Thursday, March 30

DCP projection. Special pricing! $10 regular admission, $6 seniors, and $5 for members!

Six Men Getting Sick (1967, 4 min)
“Made over Lynch’s 1967 semester at the Pennsylvania Academy of the Fine Arts, this nearly one-minute short film packs more transfixing oddities than most experimental features could ever dream of… Deceptively simple and abstractly grotesque.” –Indiewire

The Alphabet (1968, 4 min)

The Grandmother (1970, 34 min)
“The first film Lynch ever made with the American Film Institute (he received a grant for $5,000 based on a script treatment he wrote for the film and the success of his 1968 short ‘The Alphabet’), this 35-minute short is more or less the first major film the director made given its length and style. He imaginatively blends live action filmmaking with animation to weave a tale about childhood innocence and parental bonding… What is proven by this short is Lynch’s mastery of tone.
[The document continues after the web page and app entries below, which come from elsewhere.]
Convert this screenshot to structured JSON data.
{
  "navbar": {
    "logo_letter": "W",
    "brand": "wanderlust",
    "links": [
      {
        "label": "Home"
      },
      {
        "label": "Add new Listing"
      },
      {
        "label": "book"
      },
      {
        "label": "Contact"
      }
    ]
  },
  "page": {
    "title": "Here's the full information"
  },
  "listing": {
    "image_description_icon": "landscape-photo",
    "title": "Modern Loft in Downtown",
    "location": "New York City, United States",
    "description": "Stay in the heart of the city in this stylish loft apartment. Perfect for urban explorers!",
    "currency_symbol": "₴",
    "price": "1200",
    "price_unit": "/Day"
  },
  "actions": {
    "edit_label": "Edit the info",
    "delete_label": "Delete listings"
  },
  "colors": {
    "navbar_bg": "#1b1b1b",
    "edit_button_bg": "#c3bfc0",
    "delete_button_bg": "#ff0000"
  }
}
Completely dialogue-free, ‘The Grandmother”‘is carried by its aural landscape, from mediative musical cues to moaning character screeches that rattle, awaken and disorient the viewer at every turn.” –Indiewire

The Amputee, Version 1 and Version 2 (1974, 10 min total)
“David Lynch was one year into the three it would take to complete his feature film debut, Eraserhead (1977), when funding ran out and he was forced to suspend production. Depressed over the shutdown, Lynch felt hope reignited when fellow American Film Institute student Frederick Elmes was assigned to test two brands of black-and-white video tape that the AFI was considering buying in bulk. Though Elmes had intended on shooting the comparison with test patterns, Lynch convinced him to make a short film, twice, once for each brand of stock. The result was The Amputee (1974), which Lynch wrote over the course of a single night and which marked his first fully live action short subject. A static shot of a woman, a double amputee who sits composing an angry letter while a male nurse irrigates and dresses her stumps, The Amputee stars Catherine Coulson, a member of Lynch’s Eraserhead crew who later contributed to its completion from her earnings as a waitress. Playing the part of the male nurse is Lynch himself, in his first of many cameo appearances. The halt in filming of Eraserhead cost Lynch his original director of photography, Herb Cardwell (who died of a sudden heart attack shortly thereafter), leaving Fred Elmes to take his place. Lynch and Elmes would collaborate on Blue Velvet (1986) and Wild at Heart (1990), while Catherine Coulson would play the prophetic Log Lady on Lynch’s cult TV series Twin Peaks.” -Turner Classic Movies

Premonitions Following an Evil Deed (1995, 2 min)

I Touch a Red Button Man (2011, 6 min)
An animated short created by Lynch to accompany Interpol’s song “Lights” from their self-titled fourth album, I TOUCH A RED BUTTON MAN is a hallucinatory black, white and red all over lo-fi extravaganza.

Screening as part of The Films of David Lynch.

  • Running Time 60 minutes